>>>
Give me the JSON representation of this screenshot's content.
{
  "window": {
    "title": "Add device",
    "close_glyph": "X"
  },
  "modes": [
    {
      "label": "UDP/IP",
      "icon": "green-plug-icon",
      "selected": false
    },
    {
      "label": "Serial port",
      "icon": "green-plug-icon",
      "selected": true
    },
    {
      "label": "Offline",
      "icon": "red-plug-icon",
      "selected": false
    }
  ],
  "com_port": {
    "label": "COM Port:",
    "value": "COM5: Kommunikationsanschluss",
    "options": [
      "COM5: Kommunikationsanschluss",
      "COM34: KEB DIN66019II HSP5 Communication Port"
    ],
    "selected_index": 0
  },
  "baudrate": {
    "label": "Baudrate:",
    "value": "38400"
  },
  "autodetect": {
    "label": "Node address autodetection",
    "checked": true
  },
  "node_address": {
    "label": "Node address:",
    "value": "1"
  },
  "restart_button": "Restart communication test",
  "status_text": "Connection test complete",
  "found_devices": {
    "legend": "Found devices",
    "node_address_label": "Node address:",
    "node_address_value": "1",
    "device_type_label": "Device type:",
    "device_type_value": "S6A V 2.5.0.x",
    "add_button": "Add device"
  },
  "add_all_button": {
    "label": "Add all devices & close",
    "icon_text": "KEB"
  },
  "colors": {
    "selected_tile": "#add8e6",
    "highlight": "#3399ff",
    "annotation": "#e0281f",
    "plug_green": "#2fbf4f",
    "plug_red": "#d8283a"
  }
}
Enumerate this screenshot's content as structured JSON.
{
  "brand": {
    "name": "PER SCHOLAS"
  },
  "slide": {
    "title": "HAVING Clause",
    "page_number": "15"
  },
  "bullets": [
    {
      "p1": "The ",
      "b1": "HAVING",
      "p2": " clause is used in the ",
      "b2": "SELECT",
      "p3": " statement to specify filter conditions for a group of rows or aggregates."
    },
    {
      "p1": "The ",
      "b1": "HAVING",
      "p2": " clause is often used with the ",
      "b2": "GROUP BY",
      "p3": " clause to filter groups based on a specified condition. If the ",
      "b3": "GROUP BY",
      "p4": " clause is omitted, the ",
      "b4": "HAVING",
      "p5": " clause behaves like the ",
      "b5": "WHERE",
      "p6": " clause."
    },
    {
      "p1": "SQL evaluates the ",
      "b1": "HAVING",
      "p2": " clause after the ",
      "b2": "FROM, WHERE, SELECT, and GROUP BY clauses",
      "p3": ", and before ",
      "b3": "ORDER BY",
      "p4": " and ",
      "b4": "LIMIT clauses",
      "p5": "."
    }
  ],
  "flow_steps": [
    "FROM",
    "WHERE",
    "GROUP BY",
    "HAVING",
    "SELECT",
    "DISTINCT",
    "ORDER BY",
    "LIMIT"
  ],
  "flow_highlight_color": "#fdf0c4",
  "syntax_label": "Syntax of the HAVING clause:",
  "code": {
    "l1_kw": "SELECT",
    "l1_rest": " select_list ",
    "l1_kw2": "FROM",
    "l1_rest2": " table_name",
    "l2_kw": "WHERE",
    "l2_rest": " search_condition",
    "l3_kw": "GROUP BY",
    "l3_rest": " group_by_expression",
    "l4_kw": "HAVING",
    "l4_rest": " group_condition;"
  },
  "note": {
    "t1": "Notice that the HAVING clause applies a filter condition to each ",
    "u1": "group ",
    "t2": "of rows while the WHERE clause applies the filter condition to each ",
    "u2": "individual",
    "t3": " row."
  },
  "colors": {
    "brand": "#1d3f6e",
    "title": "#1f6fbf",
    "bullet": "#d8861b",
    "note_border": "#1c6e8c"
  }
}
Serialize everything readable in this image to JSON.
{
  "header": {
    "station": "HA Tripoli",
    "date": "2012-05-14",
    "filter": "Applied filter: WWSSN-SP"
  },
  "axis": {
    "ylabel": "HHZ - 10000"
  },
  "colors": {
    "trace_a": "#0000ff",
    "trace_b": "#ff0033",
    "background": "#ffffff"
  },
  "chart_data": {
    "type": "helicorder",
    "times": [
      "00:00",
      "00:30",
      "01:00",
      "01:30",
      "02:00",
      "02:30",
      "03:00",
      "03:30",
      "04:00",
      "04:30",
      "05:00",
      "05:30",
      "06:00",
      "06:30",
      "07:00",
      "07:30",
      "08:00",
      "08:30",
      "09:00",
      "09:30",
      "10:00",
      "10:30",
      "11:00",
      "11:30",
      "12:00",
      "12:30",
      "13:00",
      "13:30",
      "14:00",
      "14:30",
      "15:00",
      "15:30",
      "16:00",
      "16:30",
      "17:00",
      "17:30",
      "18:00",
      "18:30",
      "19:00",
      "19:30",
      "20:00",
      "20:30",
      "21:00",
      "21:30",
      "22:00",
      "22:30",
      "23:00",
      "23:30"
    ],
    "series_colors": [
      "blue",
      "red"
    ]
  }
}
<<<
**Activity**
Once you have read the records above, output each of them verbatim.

**Answer section**
Give me the JSON representation of this screenshot's content.
{
  "window": {
    "title": "Add device",
    "close_glyph": "X"
  },
  "modes": [
    {
      "label": "UDP/IP",
      "icon": "green-plug-icon",
      "selected": false
    },
    {
      "label": "Serial port",
      "icon": "green-plug-icon",
      "selected": true
    },
    {
      "label": "Offline",
      "icon": "red-plug-icon",
      "selected": false
    }
  ],
  "com_port": {
    "label": "COM Port:",
    "value": "COM5: Kommunikationsanschluss",
    "options": [
      "COM5: Kommunikationsanschluss",
      "COM34: KEB DIN66019II HSP5 Communication Port"
    ],
    "selected_index": 0
  },
  "baudrate": {
    "label": "Baudrate:",
    "value": "38400"
  },
  "autodetect": {
    "label": "Node address autodetection",
    "checked": true
  },
  "node_address": {
    "label": "Node address:",
    "value": "1"
  },
  "restart_button": "Restart communication test",
  "status_text": "Connection test complete",
  "found_devices": {
    "legend": "Found devices",
    "node_address_label": "Node address:",
    "node_address_value": "1",
    "device_type_label": "Device type:",
    "device_type_value": "S6A V 2.5.0.x",
    "add_button": "Add device"
  },
  "add_all_button": {
    "label": "Add all devices & close",
    "icon_text": "KEB"
  },
  "colors": {
    "selected_tile": "#add8e6",
    "highlight": "#3399ff",
    "annotation": "#e0281f",
    "plug_green": "#2fbf4f",
    "plug_red": "#d8283a"
  }
}
Enumerate this screenshot's content as structured JSON.
{
  "brand": {
    "name": "PER SCHOLAS"
  },
  "slide": {
    "title": "HAVING Clause",
    "page_number": "15"
  },
  "bullets": [
    {
      "p1": "The ",
      "b1": "HAVING",
      "p2": " clause is used in the ",
      "b2": "SELECT",
      "p3": " statement to specify filter conditions for a group of rows or aggregates."
    },
    {
      "p1": "The ",
      "b1": "HAVING",
      "p2": " clause is often used with the ",
      "b2": "GROUP BY",
      "p3": " clause to filter groups based on a specified condition. If the ",
      "b3": "GROUP BY",
      "p4": " clause is omitted, the ",
      "b4": "HAVING",
      "p5": " clause behaves like the ",
      "b5": "WHERE",
      "p6": " clause."
    },
    {
      "p1": "SQL evaluates the ",
      "b1": "HAVING",
      "p2": " clause after the ",
      "b2": "FROM, WHERE, SELECT, and GROUP BY clauses",
      "p3": ", and before ",
      "b3": "ORDER BY",
      "p4": " and ",
      "b4": "LIMIT clauses",
      "p5": "."
    }
  ],
  "flow_steps": [
    "FROM",
    "WHERE",
    "GROUP BY",
    "HAVING",
    "SELECT",
    "DISTINCT",
    "ORDER BY",
    "LIMIT"
  ],
  "flow_highlight_color": "#fdf0c4",
  "syntax_label": "Syntax of the HAVING clause:",
  "code": {
    "l1_kw": "SELECT",
    "l1_rest": " select_list ",
    "l1_kw2": "FROM",
    "l1_rest2": " table_name",
    "l2_kw": "WHERE",
    "l2_rest": " search_condition",
    "l3_kw": "GROUP BY",
    "l3_rest": " group_by_expression",
    "l4_kw": "HAVING",
    "l4_rest": " group_condition;"
  },
  "note": {
    "t1": "Notice that the HAVING clause applies a filter condition to each ",
    "u1": "group ",
    "t2": "of rows while the WHERE clause applies the filter condition to each ",
    "u2": "individual",
    "t3": " row."
  },
  "colors": {
    "brand": "#1d3f6e",
    "title": "#1f6fbf",
    "bullet": "#d8861b",
    "note_border": "#1c6e8c"
  }
}
Serialize everything readable in this image to JSON.
{
  "header": {
    "station": "HA Tripoli",
    "date": "2012-05-14",
    "filter": "Applied filter: WWSSN-SP"
  },
  "axis": {
    "ylabel": "HHZ - 10000"
  },
  "colors": {
    "trace_a": "#0000ff",
    "trace_b": "#ff0033",
    "background": "#ffffff"
  },
  "chart_data": {
    "type": "helicorder",
    "times": [
      "00:00",
      "00:30",
      "01:00",
      "01:30",
      "02:00",
      "02:30",
      "03:00",
      "03:30",
      "04:00",
      "04:30",
      "05:00",
      "05:30",
      "06:00",
      "06:30",
      "07:00",
      "07:30",
      "08:00",
      "08:30",
      "09:00",
      "09:30",
      "10:00",
      "10:30",
      "11:00",
      "11:30",
      "12:00",
      "12:30",
      "13:00",
      "13:30",
      "14:00",
      "14:30",
      "15:00",
      "15:30",
      "16:00",
      "16:30",
      "17:00",
      "17:30",
      "18:00",
      "18:30",
      "19:00",
      "19:30",
      "20:00",
      "20:30",
      "21:00",
      "21:30",
      "22:00",
      "22:30",
      "23:00",
      "23:30"
    ],
    "series_colors": [
      "blue",
      "red"
    ]
  }
}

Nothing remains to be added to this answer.